Children with no lymph node metastases by these criteria are coded as N0, those with nodal metastases limited to the abdomen (i.e. caudal to the diaphragm and cranial to the inguinal ligament) as N1, and those with extra-abdominal nodal metastases as N2.
P: portal vein involvement
Involvement of the main portal vein and/or both major branches has been considered a risk factor in hepatoblastoma, because this has obvious implications for the resectability of the tumour. It is also possible that portal vein invasion detected by imaging is an independent risk factor for tumour recurrence . The original PRETEXT criteria, however, did not specifically define the word “involvement”.
Patients with no imaging evidence of involvement of the main portal vein, its bifurcation, or either of its main branches will be coded as P0. Those who fulfil the original PRETEXT definition of P+ (involvement of the main portal vein, its bifurcation, or both of its main branches), as well as those with “cavernous transformation” of the portal vein will be coded as P2. P2, however, represents very advanced disease. For this reason, the category P1 has been created for patients with evidence of involvement of one major branch of the portal vein. In addition, the detection of portal vein invasion should be marked by the suffix “a” (e.g., P2a).

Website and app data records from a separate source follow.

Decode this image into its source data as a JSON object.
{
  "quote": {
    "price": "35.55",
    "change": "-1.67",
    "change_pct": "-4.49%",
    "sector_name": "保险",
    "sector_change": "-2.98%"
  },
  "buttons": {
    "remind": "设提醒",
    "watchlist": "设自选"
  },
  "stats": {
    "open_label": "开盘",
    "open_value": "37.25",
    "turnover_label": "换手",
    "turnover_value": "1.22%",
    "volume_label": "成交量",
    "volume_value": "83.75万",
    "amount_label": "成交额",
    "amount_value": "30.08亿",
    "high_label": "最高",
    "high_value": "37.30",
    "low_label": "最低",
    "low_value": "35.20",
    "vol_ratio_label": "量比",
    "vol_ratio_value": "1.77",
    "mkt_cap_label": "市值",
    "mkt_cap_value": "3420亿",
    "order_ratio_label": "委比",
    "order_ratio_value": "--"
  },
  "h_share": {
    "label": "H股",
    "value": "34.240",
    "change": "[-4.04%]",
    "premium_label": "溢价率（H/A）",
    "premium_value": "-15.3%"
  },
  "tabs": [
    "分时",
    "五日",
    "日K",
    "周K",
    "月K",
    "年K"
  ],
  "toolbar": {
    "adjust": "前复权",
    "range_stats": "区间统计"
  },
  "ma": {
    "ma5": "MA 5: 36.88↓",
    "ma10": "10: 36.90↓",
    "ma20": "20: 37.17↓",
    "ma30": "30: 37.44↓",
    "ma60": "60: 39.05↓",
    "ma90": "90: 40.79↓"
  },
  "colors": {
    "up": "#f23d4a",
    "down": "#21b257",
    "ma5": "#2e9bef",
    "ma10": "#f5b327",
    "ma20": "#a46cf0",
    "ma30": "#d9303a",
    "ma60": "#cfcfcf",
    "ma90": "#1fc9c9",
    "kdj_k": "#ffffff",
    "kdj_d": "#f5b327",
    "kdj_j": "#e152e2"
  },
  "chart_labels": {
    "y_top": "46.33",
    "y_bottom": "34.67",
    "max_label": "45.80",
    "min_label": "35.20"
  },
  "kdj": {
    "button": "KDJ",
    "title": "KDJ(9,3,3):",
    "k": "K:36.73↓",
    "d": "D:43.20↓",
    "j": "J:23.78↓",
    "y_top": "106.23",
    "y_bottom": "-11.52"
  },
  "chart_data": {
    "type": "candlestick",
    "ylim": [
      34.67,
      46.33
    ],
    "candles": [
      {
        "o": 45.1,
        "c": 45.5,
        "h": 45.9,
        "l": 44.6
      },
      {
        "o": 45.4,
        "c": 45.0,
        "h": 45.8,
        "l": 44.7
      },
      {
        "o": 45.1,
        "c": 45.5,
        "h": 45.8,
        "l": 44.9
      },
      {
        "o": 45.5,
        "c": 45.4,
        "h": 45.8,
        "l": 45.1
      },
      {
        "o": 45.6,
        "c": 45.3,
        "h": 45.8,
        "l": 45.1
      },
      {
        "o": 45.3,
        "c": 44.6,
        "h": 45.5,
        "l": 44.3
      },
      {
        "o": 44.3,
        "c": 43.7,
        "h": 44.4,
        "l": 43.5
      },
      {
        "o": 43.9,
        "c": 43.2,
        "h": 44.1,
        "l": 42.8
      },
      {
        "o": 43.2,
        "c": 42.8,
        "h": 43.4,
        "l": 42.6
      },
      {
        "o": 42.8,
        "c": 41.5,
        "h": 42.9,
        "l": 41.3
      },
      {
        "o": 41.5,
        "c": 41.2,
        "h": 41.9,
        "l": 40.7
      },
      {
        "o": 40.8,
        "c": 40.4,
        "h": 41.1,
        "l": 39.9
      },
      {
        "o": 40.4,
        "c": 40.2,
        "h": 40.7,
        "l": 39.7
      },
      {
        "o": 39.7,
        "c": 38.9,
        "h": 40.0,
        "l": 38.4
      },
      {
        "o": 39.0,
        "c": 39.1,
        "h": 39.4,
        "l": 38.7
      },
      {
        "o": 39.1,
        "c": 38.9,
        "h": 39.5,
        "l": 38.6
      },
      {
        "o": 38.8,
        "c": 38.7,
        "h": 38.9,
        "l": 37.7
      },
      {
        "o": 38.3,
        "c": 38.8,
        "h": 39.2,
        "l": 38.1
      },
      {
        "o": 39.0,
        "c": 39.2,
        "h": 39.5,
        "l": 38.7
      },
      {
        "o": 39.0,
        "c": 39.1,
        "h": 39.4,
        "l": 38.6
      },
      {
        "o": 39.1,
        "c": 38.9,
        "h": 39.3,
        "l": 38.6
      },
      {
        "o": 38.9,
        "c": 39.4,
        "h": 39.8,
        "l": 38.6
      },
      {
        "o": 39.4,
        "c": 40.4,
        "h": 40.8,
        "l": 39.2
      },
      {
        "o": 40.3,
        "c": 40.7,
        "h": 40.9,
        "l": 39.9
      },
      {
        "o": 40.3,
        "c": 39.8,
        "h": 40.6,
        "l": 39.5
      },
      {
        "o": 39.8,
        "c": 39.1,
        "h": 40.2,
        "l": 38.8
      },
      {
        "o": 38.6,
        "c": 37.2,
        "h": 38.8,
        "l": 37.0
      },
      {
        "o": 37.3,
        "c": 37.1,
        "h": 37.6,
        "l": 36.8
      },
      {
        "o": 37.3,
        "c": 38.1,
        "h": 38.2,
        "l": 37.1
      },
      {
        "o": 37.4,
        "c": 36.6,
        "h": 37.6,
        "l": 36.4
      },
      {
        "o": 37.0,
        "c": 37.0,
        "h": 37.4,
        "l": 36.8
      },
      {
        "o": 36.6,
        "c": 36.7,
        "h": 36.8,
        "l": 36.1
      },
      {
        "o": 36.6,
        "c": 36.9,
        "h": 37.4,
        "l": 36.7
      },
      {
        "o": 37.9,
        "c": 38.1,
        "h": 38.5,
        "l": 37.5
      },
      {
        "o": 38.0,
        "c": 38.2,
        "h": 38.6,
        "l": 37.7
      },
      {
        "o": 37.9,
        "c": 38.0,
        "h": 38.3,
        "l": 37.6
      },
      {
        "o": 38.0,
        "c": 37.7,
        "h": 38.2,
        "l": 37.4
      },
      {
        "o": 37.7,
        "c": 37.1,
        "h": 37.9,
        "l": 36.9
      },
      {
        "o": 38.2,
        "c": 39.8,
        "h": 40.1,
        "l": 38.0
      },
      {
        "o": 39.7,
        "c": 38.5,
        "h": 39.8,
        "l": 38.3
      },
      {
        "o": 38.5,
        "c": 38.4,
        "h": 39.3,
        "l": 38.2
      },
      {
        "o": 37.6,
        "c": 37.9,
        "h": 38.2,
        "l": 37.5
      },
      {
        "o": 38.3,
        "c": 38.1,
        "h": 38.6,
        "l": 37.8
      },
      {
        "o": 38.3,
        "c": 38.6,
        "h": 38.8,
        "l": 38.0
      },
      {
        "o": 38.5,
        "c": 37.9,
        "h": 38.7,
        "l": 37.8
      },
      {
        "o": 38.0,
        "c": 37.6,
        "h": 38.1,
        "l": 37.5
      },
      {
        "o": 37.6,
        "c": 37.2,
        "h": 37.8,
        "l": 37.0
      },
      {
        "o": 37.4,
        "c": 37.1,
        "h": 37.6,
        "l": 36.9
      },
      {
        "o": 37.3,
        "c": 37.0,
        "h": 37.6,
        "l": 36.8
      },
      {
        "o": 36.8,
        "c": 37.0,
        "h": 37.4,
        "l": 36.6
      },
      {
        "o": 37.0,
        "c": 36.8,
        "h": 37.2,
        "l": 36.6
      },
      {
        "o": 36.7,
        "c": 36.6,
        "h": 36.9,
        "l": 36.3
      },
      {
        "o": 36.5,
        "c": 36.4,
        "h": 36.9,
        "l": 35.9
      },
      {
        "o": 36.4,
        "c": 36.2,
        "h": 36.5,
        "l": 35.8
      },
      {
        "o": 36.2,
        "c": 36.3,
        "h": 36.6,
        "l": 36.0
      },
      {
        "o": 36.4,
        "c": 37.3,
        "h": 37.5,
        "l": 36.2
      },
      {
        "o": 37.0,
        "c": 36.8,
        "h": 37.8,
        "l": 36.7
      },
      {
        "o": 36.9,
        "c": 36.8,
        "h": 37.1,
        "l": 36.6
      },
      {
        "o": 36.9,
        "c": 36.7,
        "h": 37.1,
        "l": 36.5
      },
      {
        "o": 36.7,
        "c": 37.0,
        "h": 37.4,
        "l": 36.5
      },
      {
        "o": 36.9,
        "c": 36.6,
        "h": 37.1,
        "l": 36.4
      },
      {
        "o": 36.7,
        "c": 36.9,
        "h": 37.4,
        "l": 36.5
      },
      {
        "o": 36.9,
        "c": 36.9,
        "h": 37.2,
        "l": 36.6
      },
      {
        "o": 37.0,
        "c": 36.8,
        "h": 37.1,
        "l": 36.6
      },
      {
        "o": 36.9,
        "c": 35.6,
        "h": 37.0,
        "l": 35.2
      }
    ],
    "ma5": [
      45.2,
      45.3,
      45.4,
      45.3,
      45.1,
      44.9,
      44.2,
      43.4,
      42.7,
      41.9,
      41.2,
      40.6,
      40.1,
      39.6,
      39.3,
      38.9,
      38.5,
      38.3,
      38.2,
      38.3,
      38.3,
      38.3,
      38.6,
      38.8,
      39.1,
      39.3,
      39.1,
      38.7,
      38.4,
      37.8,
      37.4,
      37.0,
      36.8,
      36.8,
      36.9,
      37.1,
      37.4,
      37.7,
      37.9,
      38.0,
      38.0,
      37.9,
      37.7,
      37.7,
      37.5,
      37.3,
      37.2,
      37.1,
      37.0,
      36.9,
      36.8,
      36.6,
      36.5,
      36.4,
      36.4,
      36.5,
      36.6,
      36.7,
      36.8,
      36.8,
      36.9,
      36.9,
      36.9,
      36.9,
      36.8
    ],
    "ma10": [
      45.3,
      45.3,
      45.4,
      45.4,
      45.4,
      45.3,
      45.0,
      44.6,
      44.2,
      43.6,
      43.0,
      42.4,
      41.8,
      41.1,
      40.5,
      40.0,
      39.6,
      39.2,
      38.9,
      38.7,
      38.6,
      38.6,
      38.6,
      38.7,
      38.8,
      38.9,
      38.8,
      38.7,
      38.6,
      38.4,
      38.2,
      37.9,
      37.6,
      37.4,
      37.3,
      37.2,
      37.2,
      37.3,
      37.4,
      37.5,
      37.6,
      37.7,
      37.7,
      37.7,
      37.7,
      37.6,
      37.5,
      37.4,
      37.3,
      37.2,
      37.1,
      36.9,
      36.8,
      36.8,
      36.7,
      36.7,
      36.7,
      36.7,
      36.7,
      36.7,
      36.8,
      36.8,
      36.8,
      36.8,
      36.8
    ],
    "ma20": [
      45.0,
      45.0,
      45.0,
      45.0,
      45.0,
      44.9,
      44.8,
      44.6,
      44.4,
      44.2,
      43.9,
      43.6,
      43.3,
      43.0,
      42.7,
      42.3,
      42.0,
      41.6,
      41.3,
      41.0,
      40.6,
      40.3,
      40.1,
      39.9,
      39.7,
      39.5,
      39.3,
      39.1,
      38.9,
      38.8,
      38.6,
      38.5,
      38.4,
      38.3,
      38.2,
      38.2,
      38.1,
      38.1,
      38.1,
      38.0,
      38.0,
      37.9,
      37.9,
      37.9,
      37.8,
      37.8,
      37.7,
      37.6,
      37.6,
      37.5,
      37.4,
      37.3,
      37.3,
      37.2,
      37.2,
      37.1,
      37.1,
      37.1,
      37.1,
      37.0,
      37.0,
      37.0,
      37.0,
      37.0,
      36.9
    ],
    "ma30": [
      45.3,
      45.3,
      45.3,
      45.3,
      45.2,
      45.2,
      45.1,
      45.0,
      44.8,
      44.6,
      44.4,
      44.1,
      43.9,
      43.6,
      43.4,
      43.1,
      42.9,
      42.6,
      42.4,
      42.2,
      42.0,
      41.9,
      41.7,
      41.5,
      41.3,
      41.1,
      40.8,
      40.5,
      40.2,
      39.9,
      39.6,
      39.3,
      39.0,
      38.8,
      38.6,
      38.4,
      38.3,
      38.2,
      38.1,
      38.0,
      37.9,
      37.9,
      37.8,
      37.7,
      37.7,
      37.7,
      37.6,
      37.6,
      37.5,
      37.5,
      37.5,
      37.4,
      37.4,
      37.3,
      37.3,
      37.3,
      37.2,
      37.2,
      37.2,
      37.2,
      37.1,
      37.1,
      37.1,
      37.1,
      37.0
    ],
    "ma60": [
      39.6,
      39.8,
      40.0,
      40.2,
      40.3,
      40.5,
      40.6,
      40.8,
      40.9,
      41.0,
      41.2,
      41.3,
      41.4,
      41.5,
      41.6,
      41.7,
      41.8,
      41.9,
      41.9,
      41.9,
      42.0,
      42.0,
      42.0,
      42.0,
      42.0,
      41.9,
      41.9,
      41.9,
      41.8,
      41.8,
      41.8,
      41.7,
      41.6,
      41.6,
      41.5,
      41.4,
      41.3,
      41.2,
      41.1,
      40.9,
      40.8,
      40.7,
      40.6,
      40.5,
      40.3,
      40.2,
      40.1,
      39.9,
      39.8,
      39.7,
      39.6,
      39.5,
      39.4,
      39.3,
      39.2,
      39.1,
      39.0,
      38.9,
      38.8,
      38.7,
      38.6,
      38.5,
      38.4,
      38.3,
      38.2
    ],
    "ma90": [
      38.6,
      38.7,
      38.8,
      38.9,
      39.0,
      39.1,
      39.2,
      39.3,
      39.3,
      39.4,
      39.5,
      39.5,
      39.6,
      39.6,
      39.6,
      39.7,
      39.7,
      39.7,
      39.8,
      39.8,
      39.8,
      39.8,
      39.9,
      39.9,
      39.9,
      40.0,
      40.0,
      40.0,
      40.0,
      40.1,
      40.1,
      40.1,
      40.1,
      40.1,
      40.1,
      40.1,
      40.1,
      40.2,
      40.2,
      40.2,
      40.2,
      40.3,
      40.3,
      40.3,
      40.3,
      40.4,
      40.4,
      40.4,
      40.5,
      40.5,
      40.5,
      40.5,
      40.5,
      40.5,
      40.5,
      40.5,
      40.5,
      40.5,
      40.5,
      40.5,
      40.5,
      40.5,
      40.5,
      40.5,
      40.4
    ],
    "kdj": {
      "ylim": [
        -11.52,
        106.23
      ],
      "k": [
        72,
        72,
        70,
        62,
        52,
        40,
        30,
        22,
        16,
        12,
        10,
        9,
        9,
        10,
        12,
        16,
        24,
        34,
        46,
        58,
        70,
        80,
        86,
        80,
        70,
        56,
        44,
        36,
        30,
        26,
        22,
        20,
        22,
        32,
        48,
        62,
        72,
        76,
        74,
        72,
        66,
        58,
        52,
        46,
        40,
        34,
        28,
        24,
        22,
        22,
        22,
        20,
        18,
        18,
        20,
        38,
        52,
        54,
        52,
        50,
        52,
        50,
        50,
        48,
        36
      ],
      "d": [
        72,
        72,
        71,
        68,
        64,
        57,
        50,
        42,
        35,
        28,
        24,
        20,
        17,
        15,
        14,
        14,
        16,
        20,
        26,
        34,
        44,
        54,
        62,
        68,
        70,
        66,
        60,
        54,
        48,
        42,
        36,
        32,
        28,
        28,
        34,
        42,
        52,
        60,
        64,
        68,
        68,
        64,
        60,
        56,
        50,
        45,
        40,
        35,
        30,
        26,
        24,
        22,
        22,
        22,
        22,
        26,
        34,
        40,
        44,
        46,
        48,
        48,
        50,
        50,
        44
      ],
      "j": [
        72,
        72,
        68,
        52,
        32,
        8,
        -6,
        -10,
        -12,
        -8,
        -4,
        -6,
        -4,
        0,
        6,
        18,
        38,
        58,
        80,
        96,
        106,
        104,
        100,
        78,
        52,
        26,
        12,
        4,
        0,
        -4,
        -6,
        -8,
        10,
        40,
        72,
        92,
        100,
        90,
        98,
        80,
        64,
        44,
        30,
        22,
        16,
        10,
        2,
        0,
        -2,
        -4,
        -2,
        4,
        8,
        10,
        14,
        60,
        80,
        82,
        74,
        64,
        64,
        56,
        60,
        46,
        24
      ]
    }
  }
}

V: involvement of the IVC and/or hepatic veins
The same definitions of involvement (venous obstruction, encasement and/or invasion) used for the portal veins apply to the hepatic veins (Fig. 7). A hepatic vein can be assumed to be involved if it cannot be identified at all, and its expected course runs through a large tumour mass. It is important to look carefully for the hepatic veins, preferably with ultrasonography as well as CT and/or MRI, as they may be displaced from their expected position by the tumour. Complete obstruction of the IVC can occur with mass effect alone, without any tumour extension to the vein itself. Inability to visualize the IVC, and the presence of an enlarged azygos vein, are not, therefore, sufficient criteria for involvement. Patients with no imaging evidence of involvement of the hepatic veins or IVC will be coded as V0.
As for the portal vein, the original classification of involvement (V+) indicated a very advanced level of disease. Intermediate categories have therefore been created. V1 and V2 indicate involvement of one or two main hepatic veins respectively. V3 indicates involvement of either the IVC or all three of the hepatic veins. In addition, the detection of hepatic vein or IVC invasion should be marked by the suffix “a” (e.g., V2a). The presence of tumour in the right atrium automatically makes a patient V3a.
SIOPEL risk stratification for patients with hepatoblastoma
The SIOPEL risk stratification for children with hepatoblastoma is essentially unchanged by this revision. Patients with any one or more of certain criteria (Table 3) are high risk. All other SIOPEL patients are standard risk.
Although the timing of surgery will depend on the treatment protocol and the patient’s response to therapy, preoperative reimaging is almost always necessary. All of the PRETEXT categories should be reassessed after preoperative chemotherapy, as near as possible to the time of surgery, and recorded as POSTEXT (post-treatment extent of disease). Comparison of surgical findings with POSTEXT will allow prospective assessment of the accuracy of imaging techniques.
We would like to thank the many radiologists from all over the world who have referred images (some of which have been used in this paper) for a second opinion. PRETEXT staging is heavily dependent on accurate interpretation of high-quality imaging studies. In case of doubt, rapid radiology review is available for patients who may be eligible for SIOPEL studies (see http://www.siopel.org).